== Given information
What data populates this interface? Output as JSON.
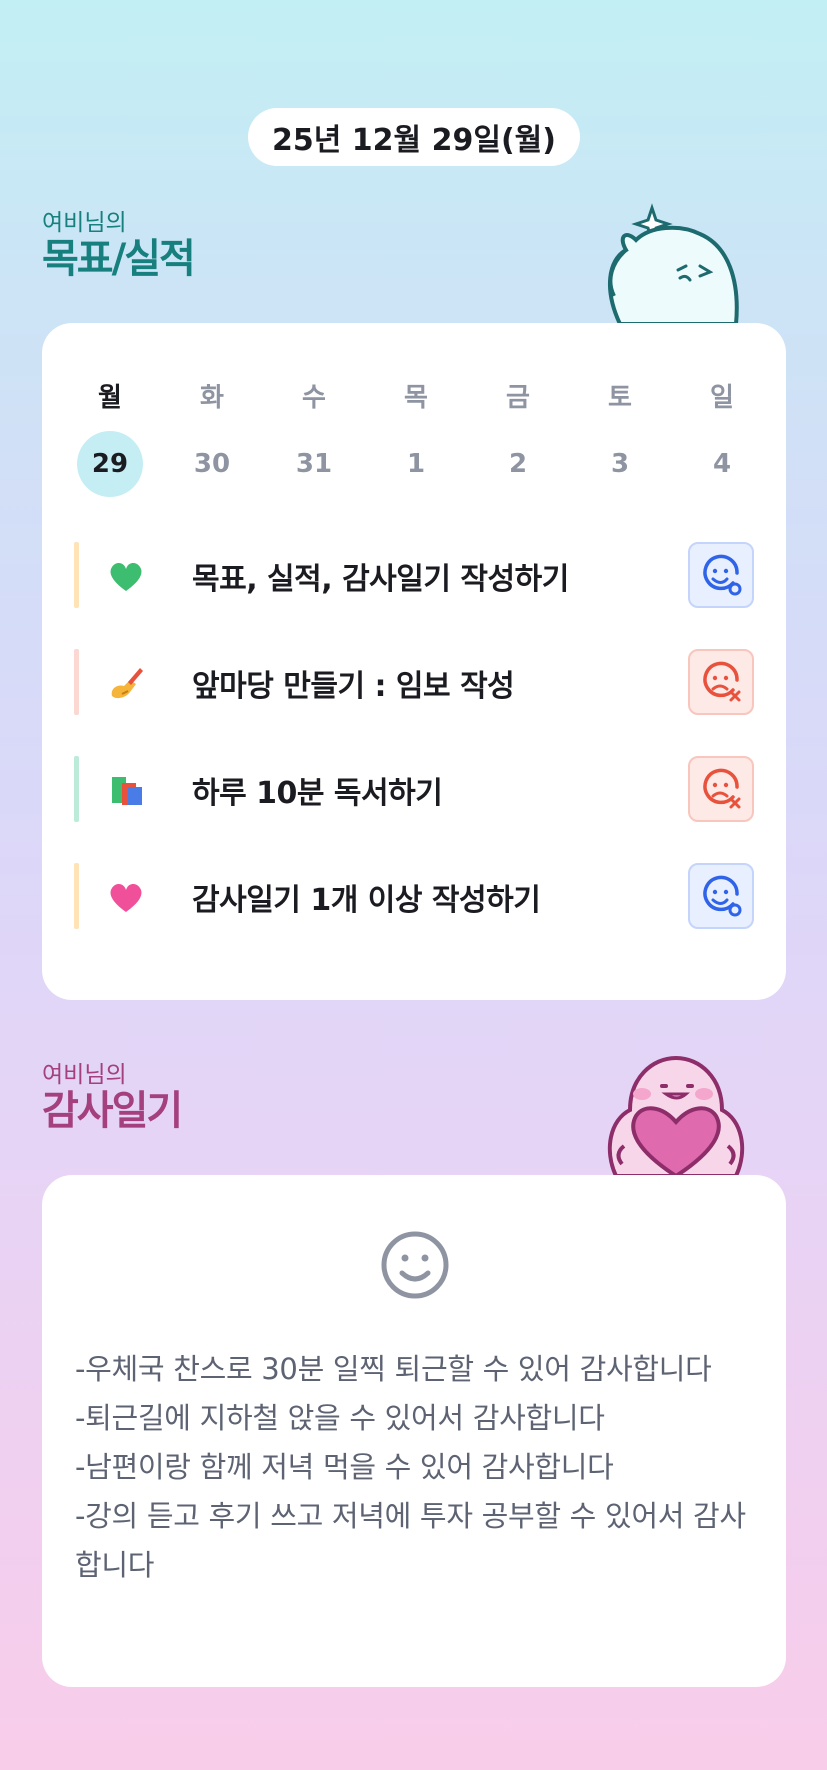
{
  "date": "25년 12월 29일(월)",
  "goal_section": {
    "subtitle": "여비님의",
    "title": "목표/실적"
  },
  "week": {
    "days": [
      "월",
      "화",
      "수",
      "목",
      "금",
      "토",
      "일"
    ],
    "dates": [
      "29",
      "30",
      "31",
      "1",
      "2",
      "3",
      "4"
    ],
    "active_index": 0
  },
  "goals": [
    {
      "emoji": "green-heart-icon",
      "label": "목표, 실적, 감사일기 작성하기",
      "status": "done",
      "bar_color": "#fde3b5"
    },
    {
      "emoji": "writing-hand-icon",
      "label": "앞마당 만들기 : 임보 작성",
      "status": "fail",
      "bar_color": "#fbd8d2"
    },
    {
      "emoji": "books-icon",
      "label": "하루 10분 독서하기",
      "status": "fail",
      "bar_color": "#bdebd9"
    },
    {
      "emoji": "pink-heart-icon",
      "label": "감사일기 1개 이상 작성하기",
      "status": "done",
      "bar_color": "#fde3b5"
    }
  ],
  "gratitude_section": {
    "subtitle": "여비님의",
    "title": "감사일기",
    "lines": [
      "-우체국 찬스로 30분 일찍 퇴근할 수 있어 감사합니다",
      "-퇴근길에 지하철 앉을 수 있어서 감사합니다",
      "-남편이랑 함께 저녁 먹을 수 있어 감사합니다",
      "-강의 듣고 후기 쓰고 저녁에 투자 공부할 수 있어서 감사합니다"
    ]
  },
  "colors": {
    "goal_title": "#17807f",
    "gratitude_title": "#a3407d",
    "done_icon": "#2f63e8",
    "fail_icon": "#e8513c"
  }
}
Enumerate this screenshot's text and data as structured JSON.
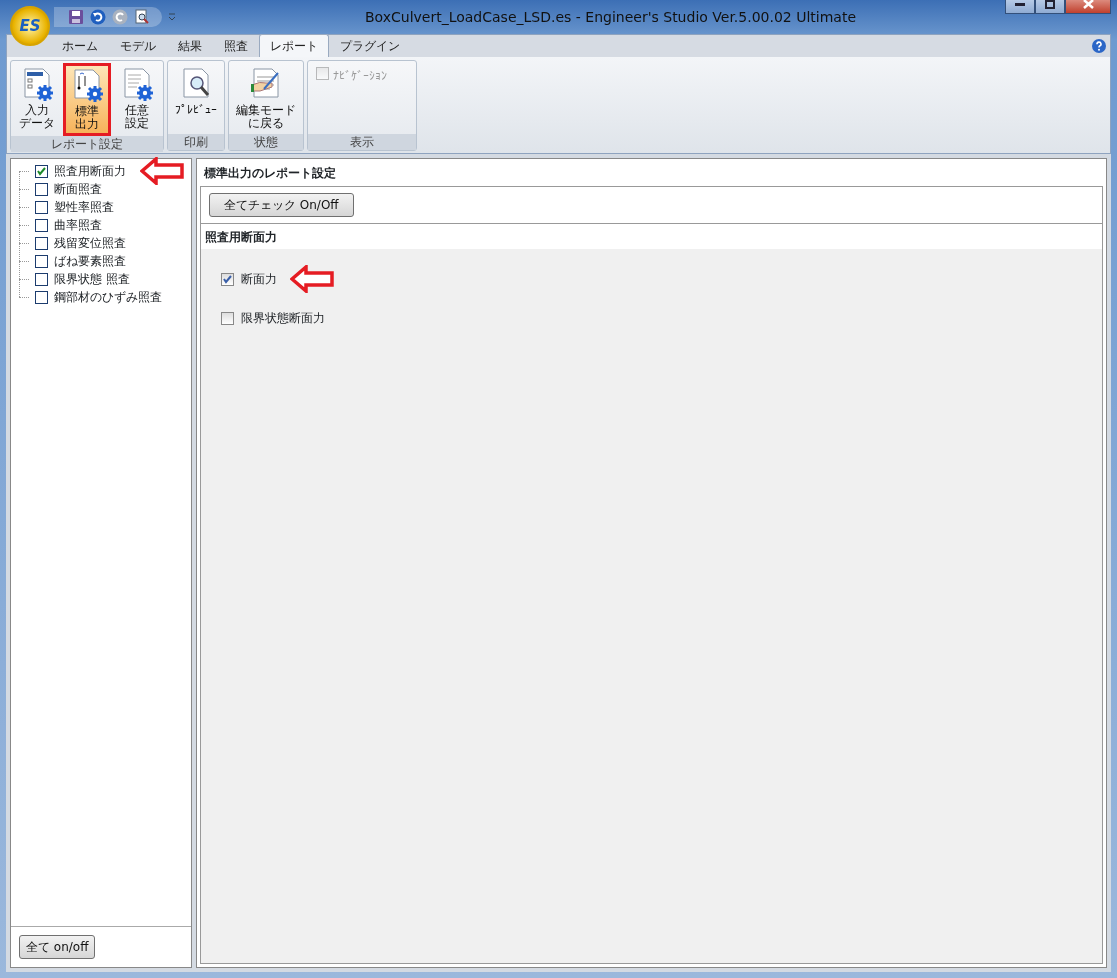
{
  "window": {
    "title": "BoxCulvert_LoadCase_LSD.es - Engineer's Studio Ver.5.00.02 Ultimate"
  },
  "app_button": {
    "label": "ES"
  },
  "ribbon": {
    "tabs": [
      {
        "label": "ホーム",
        "selected": false
      },
      {
        "label": "モデル",
        "selected": false
      },
      {
        "label": "結果",
        "selected": false
      },
      {
        "label": "照査",
        "selected": false
      },
      {
        "label": "レポート",
        "selected": true
      },
      {
        "label": "プラグイン",
        "selected": false
      }
    ],
    "groups": [
      {
        "label": "レポート設定",
        "items": [
          {
            "kind": "button",
            "lines": [
              "入力",
              "データ"
            ],
            "highlighted": false
          },
          {
            "kind": "button",
            "lines": [
              "標準",
              "出力"
            ],
            "highlighted": true
          },
          {
            "kind": "button",
            "lines": [
              "任意",
              "設定"
            ],
            "highlighted": false
          }
        ]
      },
      {
        "label": "印刷",
        "items": [
          {
            "kind": "button",
            "lines": [
              "ﾌﾟﾚﾋﾞｭｰ"
            ],
            "highlighted": false
          }
        ]
      },
      {
        "label": "状態",
        "items": [
          {
            "kind": "button",
            "lines": [
              "編集モード",
              "に戻る"
            ],
            "highlighted": false
          }
        ]
      },
      {
        "label": "表示",
        "items": [
          {
            "kind": "checkbox",
            "label": "ﾅﾋﾞｹﾞｰｼｮﾝ",
            "checked": false,
            "disabled": true
          }
        ]
      }
    ]
  },
  "tree": {
    "items": [
      {
        "label": "照査用断面力",
        "checked": true,
        "arrow": true
      },
      {
        "label": "断面照査",
        "checked": false,
        "arrow": false
      },
      {
        "label": "塑性率照査",
        "checked": false,
        "arrow": false
      },
      {
        "label": "曲率照査",
        "checked": false,
        "arrow": false
      },
      {
        "label": "残留変位照査",
        "checked": false,
        "arrow": false
      },
      {
        "label": "ばね要素照査",
        "checked": false,
        "arrow": false
      },
      {
        "label": "限界状態 照査",
        "checked": false,
        "arrow": false
      },
      {
        "label": "鋼部材のひずみ照査",
        "checked": false,
        "arrow": false
      }
    ],
    "button": "全て on/off"
  },
  "panel": {
    "title": "標準出力のレポート設定",
    "check_all_button": "全てチェック On/Off",
    "section_title": "照査用断面力",
    "options": [
      {
        "label": "断面力",
        "checked": true,
        "arrow": true
      },
      {
        "label": "限界状態断面力",
        "checked": false,
        "arrow": false
      }
    ]
  }
}
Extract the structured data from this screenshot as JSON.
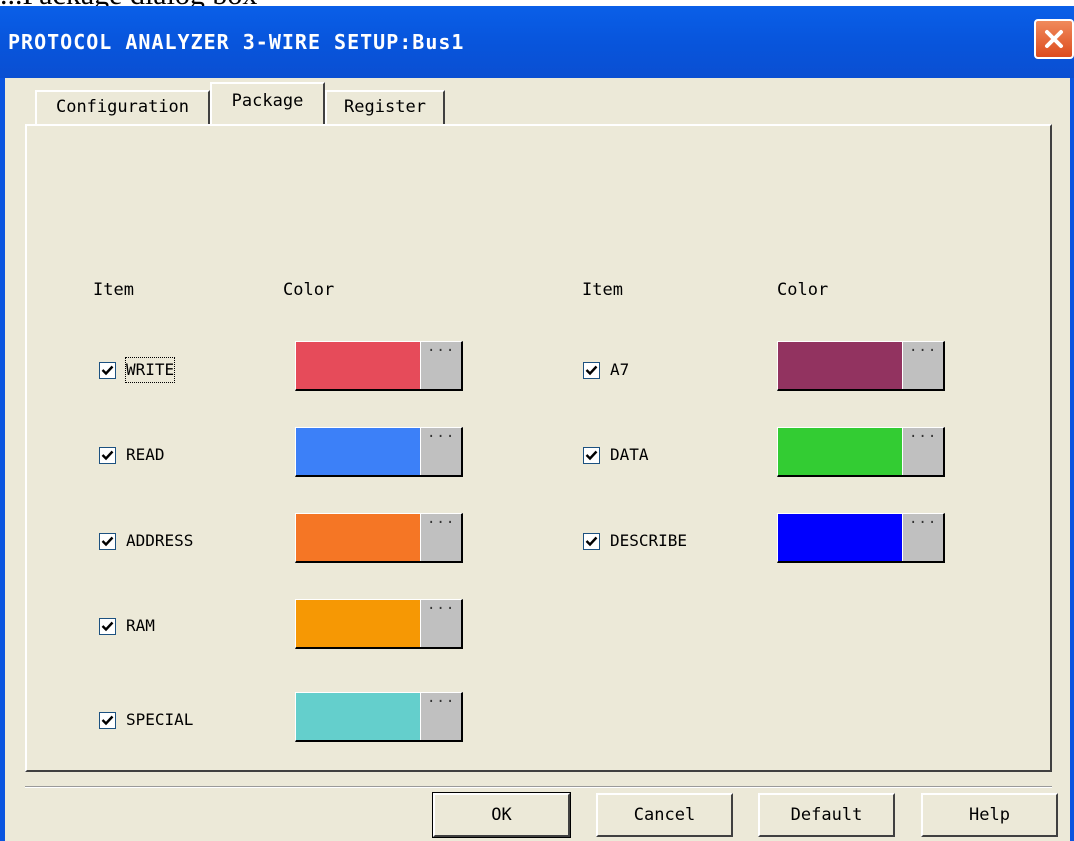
{
  "top_caption": "...Package dialog box",
  "window": {
    "title": "PROTOCOL ANALYZER 3-WIRE SETUP:Bus1"
  },
  "tabs": [
    {
      "label": "Configuration",
      "selected": false
    },
    {
      "label": "Package",
      "selected": true
    },
    {
      "label": "Register",
      "selected": false
    }
  ],
  "columns": {
    "left_item_header": "Item",
    "left_color_header": "Color",
    "right_item_header": "Item",
    "right_color_header": "Color"
  },
  "items": [
    {
      "label": "WRITE",
      "checked": true,
      "color": "#e64b5a"
    },
    {
      "label": "READ",
      "checked": true,
      "color": "#3c80f8"
    },
    {
      "label": "ADDRESS",
      "checked": true,
      "color": "#f57625"
    },
    {
      "label": "RAM",
      "checked": true,
      "color": "#f69804"
    },
    {
      "label": "SPECIAL",
      "checked": true,
      "color": "#64cfcc"
    },
    {
      "label": "A7",
      "checked": true,
      "color": "#923360"
    },
    {
      "label": "DATA",
      "checked": true,
      "color": "#33cc33"
    },
    {
      "label": "DESCRIBE",
      "checked": true,
      "color": "#0000ff"
    }
  ],
  "buttons": {
    "ok": "OK",
    "cancel": "Cancel",
    "default": "Default",
    "help": "Help"
  },
  "icons": {
    "close": "close-icon",
    "check": "checkmark-icon",
    "browse": "ellipsis-icon"
  }
}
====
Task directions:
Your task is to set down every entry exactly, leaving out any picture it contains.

Written solution:
What data populates this interface? Output as JSON.
{
  "date": "25년 12월 29일(월)",
  "goal_section": {
    "subtitle": "여비님의",
    "title": "목표/실적"
  },
  "week": {
    "days": [
      "월",
      "화",
      "수",
      "목",
      "금",
      "토",
      "일"
    ],
    "dates": [
      "29",
      "30",
      "31",
      "1",
      "2",
      "3",
      "4"
    ],
    "active_index": 0
  },
  "goals": [
    {
      "emoji": "green-heart-icon",
      "label": "목표, 실적, 감사일기 작성하기",
      "status": "done",
      "bar_color": "#fde3b5"
    },
    {
      "emoji": "writing-hand-icon",
      "label": "앞마당 만들기 : 임보 작성",
      "status": "fail",
      "bar_color": "#fbd8d2"
    },
    {
      "emoji": "books-icon",
      "label": "하루 10분 독서하기",
      "status": "fail",
      "bar_color": "#bdebd9"
    },
    {
      "emoji": "pink-heart-icon",
      "label": "감사일기 1개 이상 작성하기",
      "status": "done",
      "bar_color": "#fde3b5"
    }
  ],
  "gratitude_section": {
    "subtitle": "여비님의",
    "title": "감사일기",
    "lines": [
      "-우체국 찬스로 30분 일찍 퇴근할 수 있어 감사합니다",
      "-퇴근길에 지하철 앉을 수 있어서 감사합니다",
      "-남편이랑 함께 저녁 먹을 수 있어 감사합니다",
      "-강의 듣고 후기 쓰고 저녁에 투자 공부할 수 있어서 감사합니다"
    ]
  },
  "colors": {
    "goal_title": "#17807f",
    "gratitude_title": "#a3407d",
    "done_icon": "#2f63e8",
    "fail_icon": "#e8513c"
  }
}
Enumerate this screenshot's text and data as structured JSON.
{
  "window": {
    "title": "BoxCulvert_LoadCase_LSD.es - Engineer's Studio Ver.5.00.02 Ultimate"
  },
  "app_button": {
    "label": "ES"
  },
  "ribbon": {
    "tabs": [
      {
        "label": "ホーム",
        "selected": false
      },
      {
        "label": "モデル",
        "selected": false
      },
      {
        "label": "結果",
        "selected": false
      },
      {
        "label": "照査",
        "selected": false
      },
      {
        "label": "レポート",
        "selected": true
      },
      {
        "label": "プラグイン",
        "selected": false
      }
    ],
    "groups": [
      {
        "label": "レポート設定",
        "items": [
          {
            "kind": "button",
            "lines": [
              "入力",
              "データ"
            ],
            "highlighted": false
          },
          {
            "kind": "button",
            "lines": [
              "標準",
              "出力"
            ],
            "highlighted": true
          },
          {
            "kind": "button",
            "lines": [
              "任意",
              "設定"
            ],
            "highlighted": false
          }
        ]
      },
      {
        "label": "印刷",
        "items": [
          {
            "kind": "button",
            "lines": [
              "ﾌﾟﾚﾋﾞｭｰ"
            ],
            "highlighted": false
          }
        ]
      },
      {
        "label": "状態",
        "items": [
          {
            "kind": "button",
            "lines": [
              "編集モード",
              "に戻る"
            ],
            "highlighted": false
          }
        ]
      },
      {
        "label": "表示",
        "items": [
          {
            "kind": "checkbox",
            "label": "ﾅﾋﾞｹﾞｰｼｮﾝ",
            "checked": false,
            "disabled": true
          }
        ]
      }
    ]
  },
  "tree": {
    "items": [
      {
        "label": "照査用断面力",
        "checked": true,
        "arrow": true
      },
      {
        "label": "断面照査",
        "checked": false,
        "arrow": false
      },
      {
        "label": "塑性率照査",
        "checked": false,
        "arrow": false
      },
      {
        "label": "曲率照査",
        "checked": false,
        "arrow": false
      },
      {
        "label": "残留変位照査",
        "checked": false,
        "arrow": false
      },
      {
        "label": "ばね要素照査",
        "checked": false,
        "arrow": false
      },
      {
        "label": "限界状態 照査",
        "checked": false,
        "arrow": false
      },
      {
        "label": "鋼部材のひずみ照査",
        "checked": false,
        "arrow": false
      }
    ],
    "button": "全て on/off"
  },
  "panel": {
    "title": "標準出力のレポート設定",
    "check_all_button": "全てチェック On/Off",
    "section_title": "照査用断面力",
    "options": [
      {
        "label": "断面力",
        "checked": true,
        "arrow": true
      },
      {
        "label": "限界状態断面力",
        "checked": false,
        "arrow": false
      }
    ]
  }
}
Extract the structured data from this screenshot as JSON.
{
  "top_caption": "...Package dialog box",
  "window": {
    "title": "PROTOCOL ANALYZER 3-WIRE SETUP:Bus1"
  },
  "tabs": [
    {
      "label": "Configuration",
      "selected": false
    },
    {
      "label": "Package",
      "selected": true
    },
    {
      "label": "Register",
      "selected": false
    }
  ],
  "columns": {
    "left_item_header": "Item",
    "left_color_header": "Color",
    "right_item_header": "Item",
    "right_color_header": "Color"
  },
  "items": [
    {
      "label": "WRITE",
      "checked": true,
      "color": "#e64b5a"
    },
    {
      "label": "READ",
      "checked": true,
      "color": "#3c80f8"
    },
    {
      "label": "ADDRESS",
      "checked": true,
      "color": "#f57625"
    },
    {
      "label": "RAM",
      "checked": true,
      "color": "#f69804"
    },
    {
      "label": "SPECIAL",
      "checked": true,
      "color": "#64cfcc"
    },
    {
      "label": "A7",
      "checked": true,
      "color": "#923360"
    },
    {
      "label": "DATA",
      "checked": true,
      "color": "#33cc33"
    },
    {
      "label": "DESCRIBE",
      "checked": true,
      "color": "#0000ff"
    }
  ],
  "buttons": {
    "ok": "OK",
    "cancel": "Cancel",
    "default": "Default",
    "help": "Help"
  },
  "icons": {
    "close": "close-icon",
    "check": "checkmark-icon",
    "browse": "ellipsis-icon"
  }
}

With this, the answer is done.